NPC has long argued that charity governance, at its best, means including people affected by the cause in the running of the charity.
So here’s an awkward question. What if a charity involves beneficiaries in this way—and then doesn’t agree with what it hears from them?
The US-based autism charity Autism Speaks shows how quickly this can turn toxic. The dominant voice on autism in the USA, the charity has struggled to articulate how it can best serve its different beneficiaries, even when some beneficiaries sit in positions of power. Thus co-founder Susan Wright—at the time bringing up an autistic child—referred to the condition as a national emergency where ‘life is lived moment-to-moment. In anticipation of the child’s next move. In despair. In fear of the future’. John Elder Robison, one of few autistic people in a position of responsibility at the charity, and the only known senior member at that time, resigned in protest against the image of autism as such a terrible burden.
By contrast, Autistica, one of the UK’s premier autism charities, has found a way to engage proactively with the autistic community. When it consulted on the top 10 research priorities for autism this year, 23% of respondents were individuals on the autism spectrum.
So does this mean charities should hand over the keys entirely to the beneficiaries? In reality it is rarely that simple. One look at deafness charities shows the complexities involved.
The development of hearing technology, including cochlear implants, have dramatically enhanced the capacity of deaf people to hear. But this has caused conflicts. Some in the deaf community (including, but certainly not limited to, people who sign as their first language) worry that implants could damage deaf culture by discouraging the use of sign language. At its most extreme, the move towards implants has been compared to ethnocide, the destruction of a culture.
This cultural battleground becomes especially sensitive around children, and charities can end up in an uncomfortable position—effectively taking sides in this conflict between beneficiaries. For example, the Mary Hare charity, which operates schools for deaf children, doesn’t permit sign language in teaching and actively encourages the use of verbal communication between classes. Its position aligns it with some parts of the deaf community, but squarely against others.
So what is the solution? The best model is probably for a charity to integrate elements of joint decision-making between the people it supports and people with a background in charity governance (and, wherever possible, individuals who can combine the two).
One good example is the Thera Trust, a charity which provides support to adults with learning disabilities to help them find suitable housing, engage in employment, and live the lives they choose. The Trust is committed to promoting their beneficiaries as leaders in society, and to supporting those affected in managing the services they receive. This is entrenched across the organisation, including at the highest level—both Directors and non-executive Directors must include at least one person with a learning disability, and currently 40% of their directors have a learning disability.

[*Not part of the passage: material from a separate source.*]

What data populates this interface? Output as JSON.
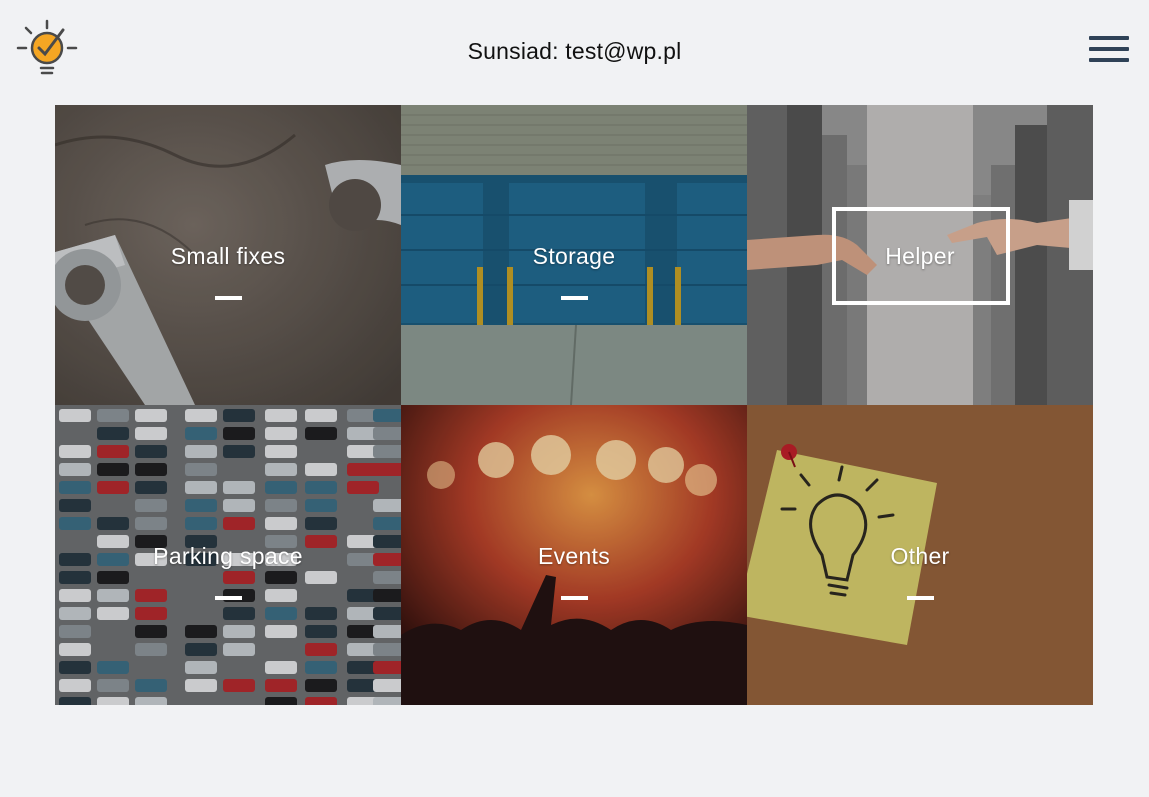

Charities have also worked hard to break down some of the barriers between charity staff and the people they support. This is the approach embraced by Mosaic Clubhouse, which aims to maximise the involvement of their beneficiaries in the day-to-day operations of the charity (there are no ‘staff only’ areas in their buildings, for example). In charities like Parkinson’s UK, members—who may be directly affected by Parkinson’s Disease—hold voting powers to elect trustees and therefore have a potentially considerable sway over how the charity is run.
If this sort of good practice is possible for charities working with such tough beneficiary groups, it should be possible for most to give it a go. We know it isn’t always easy—which is why beneficiaries’ roles will be an essential part of the updates we’re making in the next few months to our little blue book guide to analysing charities. However, charities should be optimistic that they can engage with and learn from the people they support.